Slow Cooked BBQ Leg Of Lamb With Rosemary & Mustard Crust
A rare free weekend at home meant I had the chance to roll out the Mac’s ProQ™ Excel 20 and give it the time it deserves with a lovely leg of lamb.
The Excel 20 is very versatile and in addition to being a grill and a smoker, it’s easy to replicate the cooking style of very expensive (and trendy) steam ovens which produce beautifully moist roasts of meat.
Here’s what I did…
- Take a whole leg of lamb, gave it a good rinse and pat dry – mine weighed in around 2.8kgs.
- With a sharp paring knife, stab the leg in several places and insert slivers of garlic so they sit in the meat.
- Next a light coating of olive oil rubbed all over the leg, followed by a generous rub over with flaked sea salt and freshly ground black pepper.
- The rosemary wet rub is one standard supermarket pack of rosemary (just the leaves (but keep the stalks for later) finely chopped and then mixed with 2-3 tablespoons of wholegrain mustard smeared generously all over the leg.
- I was looking for only a very subtle hint of smoke flavour so I set the Excel 20 up with a full load of charcoal that had turned white and added just one small lump of cherry to get it going followed by the rosemary stalks.
- Fill the water bowl and sit over the coals so as the meat is slow-roasting, the steam is keeping it lovely and moist.
- I wanted to cook at a slightly higher temperature than a normal smoking sessions so I kept all the bottom vents open – this leveled the temp out at around 280-300 degrees F and I kept it there for about 5 hrs
- After a couple of hours, the lamb was looking superb, but a prod around (confirmed by a meat thermometer) indicated the inside was still very rare so I topped up the water bowl, lid back on and left it for another 3 hrs.
- Crucially, the leg was removed from the grill, loosely tented in tin foil and allowed to rest about 20 mins before slicing to allow the juices to redistribute.
With a starting weight of 2.8kgs, the leg comfortably fed 6 adults and a number of kids with generous portions, seconds and thirds for thise that wanted it and enough leftover for lamb sarnies today.

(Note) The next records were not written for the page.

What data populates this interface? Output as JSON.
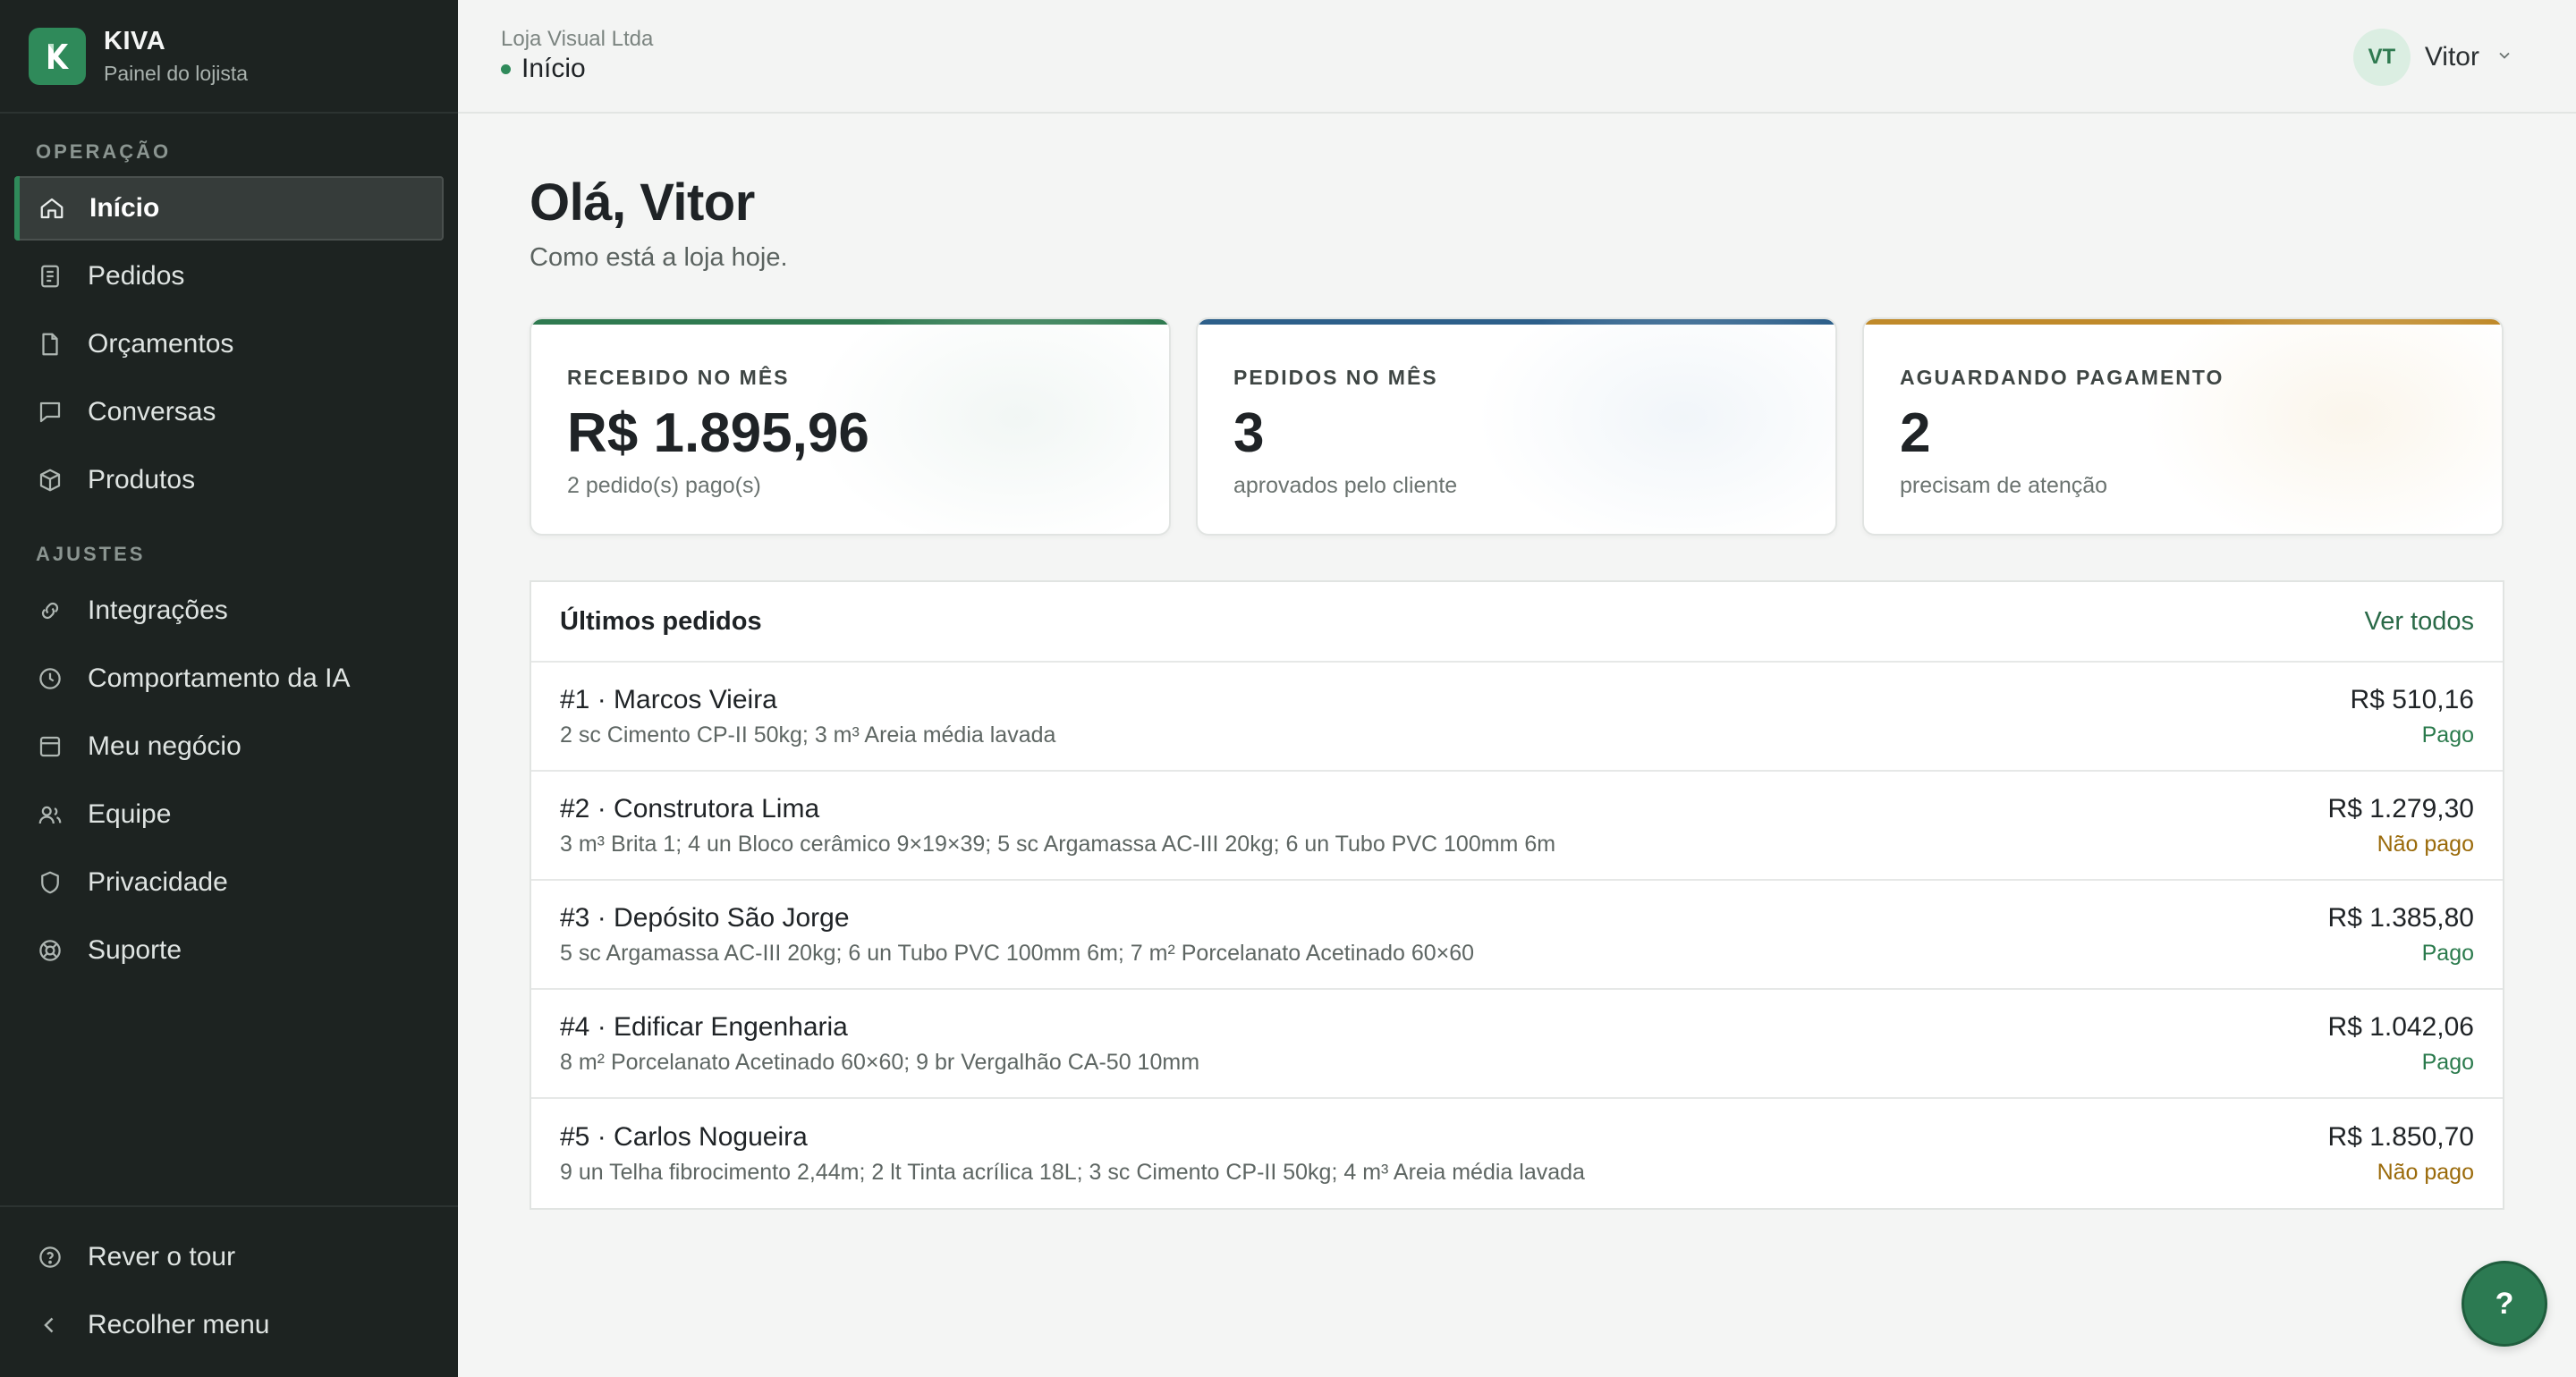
{
  "brand": {
    "name": "KIVA",
    "subtitle": "Painel do lojista"
  },
  "sidebar": {
    "section_operacao": "OPERAÇÃO",
    "section_ajustes": "AJUSTES",
    "items": [
      {
        "label": "Início",
        "icon": "home-icon"
      },
      {
        "label": "Pedidos",
        "icon": "document-list-icon"
      },
      {
        "label": "Orçamentos",
        "icon": "file-icon"
      },
      {
        "label": "Conversas",
        "icon": "chat-icon"
      },
      {
        "label": "Produtos",
        "icon": "box-icon"
      },
      {
        "label": "Integrações",
        "icon": "link-icon"
      },
      {
        "label": "Comportamento da IA",
        "icon": "clock-icon"
      },
      {
        "label": "Meu negócio",
        "icon": "store-icon"
      },
      {
        "label": "Equipe",
        "icon": "users-icon"
      },
      {
        "label": "Privacidade",
        "icon": "shield-icon"
      },
      {
        "label": "Suporte",
        "icon": "lifebuoy-icon"
      }
    ],
    "bottom": [
      {
        "label": "Rever o tour",
        "icon": "help-circle-icon"
      },
      {
        "label": "Recolher menu",
        "icon": "chevron-left-icon"
      }
    ]
  },
  "header": {
    "company": "Loja Visual Ltda",
    "page": "Início",
    "user_initials": "VT",
    "user_name": "Vitor"
  },
  "main": {
    "greeting": "Olá, Vitor",
    "subtitle": "Como está a loja hoje.",
    "cards": [
      {
        "label": "RECEBIDO NO MÊS",
        "value": "R$ 1.895,96",
        "note": "2 pedido(s) pago(s)",
        "accent": "#2f7a50"
      },
      {
        "label": "PEDIDOS NO MÊS",
        "value": "3",
        "note": "aprovados pelo cliente",
        "accent": "#2d5f8a"
      },
      {
        "label": "AGUARDANDO PAGAMENTO",
        "value": "2",
        "note": "precisam de atenção",
        "accent": "#c08a2a"
      }
    ],
    "orders": {
      "title": "Últimos pedidos",
      "link": "Ver todos",
      "rows": [
        {
          "title": "#1 · Marcos Vieira",
          "items": "2 sc Cimento CP-II 50kg; 3 m³ Areia média lavada",
          "amount": "R$ 510,16",
          "status": "Pago",
          "paid": true
        },
        {
          "title": "#2 · Construtora Lima",
          "items": "3 m³ Brita 1; 4 un Bloco cerâmico 9×19×39; 5 sc Argamassa AC-III 20kg; 6 un Tubo PVC 100mm 6m",
          "amount": "R$ 1.279,30",
          "status": "Não pago",
          "paid": false
        },
        {
          "title": "#3 · Depósito São Jorge",
          "items": "5 sc Argamassa AC-III 20kg; 6 un Tubo PVC 100mm 6m; 7 m² Porcelanato Acetinado 60×60",
          "amount": "R$ 1.385,80",
          "status": "Pago",
          "paid": true
        },
        {
          "title": "#4 · Edificar Engenharia",
          "items": "8 m² Porcelanato Acetinado 60×60; 9 br Vergalhão CA-50 10mm",
          "amount": "R$ 1.042,06",
          "status": "Pago",
          "paid": true
        },
        {
          "title": "#5 · Carlos Nogueira",
          "items": "9 un Telha fibrocimento 2,44m; 2 lt Tinta acrílica 18L; 3 sc Cimento CP-II 50kg; 4 m³ Areia média lavada",
          "amount": "R$ 1.850,70",
          "status": "Não pago",
          "paid": false
        }
      ]
    }
  },
  "help_button": "?"
}
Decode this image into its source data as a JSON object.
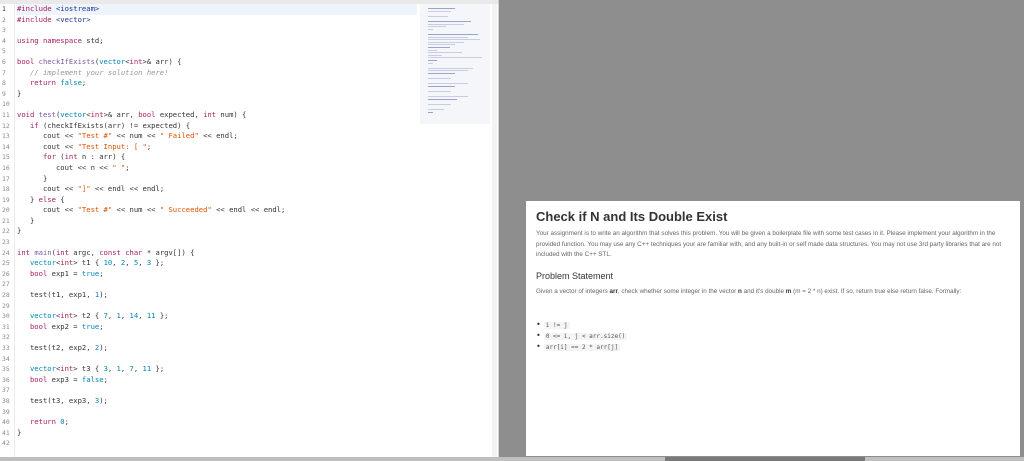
{
  "editor": {
    "line_numbers": [
      "1",
      "2",
      "3",
      "4",
      "5",
      "6",
      "7",
      "8",
      "9",
      "10",
      "11",
      "12",
      "13",
      "14",
      "15",
      "16",
      "17",
      "18",
      "19",
      "20",
      "21",
      "22",
      "23",
      "24",
      "25",
      "26",
      "27",
      "28",
      "29",
      "30",
      "31",
      "32",
      "33",
      "34",
      "35",
      "36",
      "37",
      "38",
      "39",
      "40",
      "41",
      "42"
    ],
    "active_line": 1
  },
  "problem": {
    "title": "Check if N and Its Double Exist",
    "description": "Your assignment is to write an algorithm that solves this problem. You will be given a boilerplate file with some test cases in it. Please implement your algorithm in the provided function. You may use any C++ techniques your are familiar with, and any built-in or self made data structures. You may not use 3rd party libraries that are not included with the C++ STL.",
    "statement_heading": "Problem Statement",
    "statement_before_arr": "Given a vector of integers ",
    "statement_arr": "arr",
    "statement_middle": ", check whether some integer in the vector ",
    "statement_n": "n",
    "statement_after_n": " and it's double ",
    "statement_m": "m",
    "statement_formula": " (m = 2 * n)",
    "statement_end": " exist. If so, return true else return false. Formally:",
    "rules": [
      "i != j",
      "0 <= i, j < arr.size()",
      "arr[i] == 2 * arr[j]"
    ]
  },
  "colors": {
    "background": "#8e8e8e",
    "keyword": "#a71d5d",
    "type": "#0086b3",
    "string": "#df5000",
    "comment": "#969896"
  }
}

I served it up with a big bowl of roast potatoes, some salad and some fresh tomatoes. And a dish of fresh mint sauce of course.
In my view, this cooking method knocks the spots off oven-cooking lamb. My only initial concern was that too much moisture would mean the crust would fail to form properly, but as you can see from the photos – this was certainly NOT the case! The low temperature and slow roasting delivered superbly tender flesh whilst the steaming effect kept the whole joint moist and succulent with a superb crust.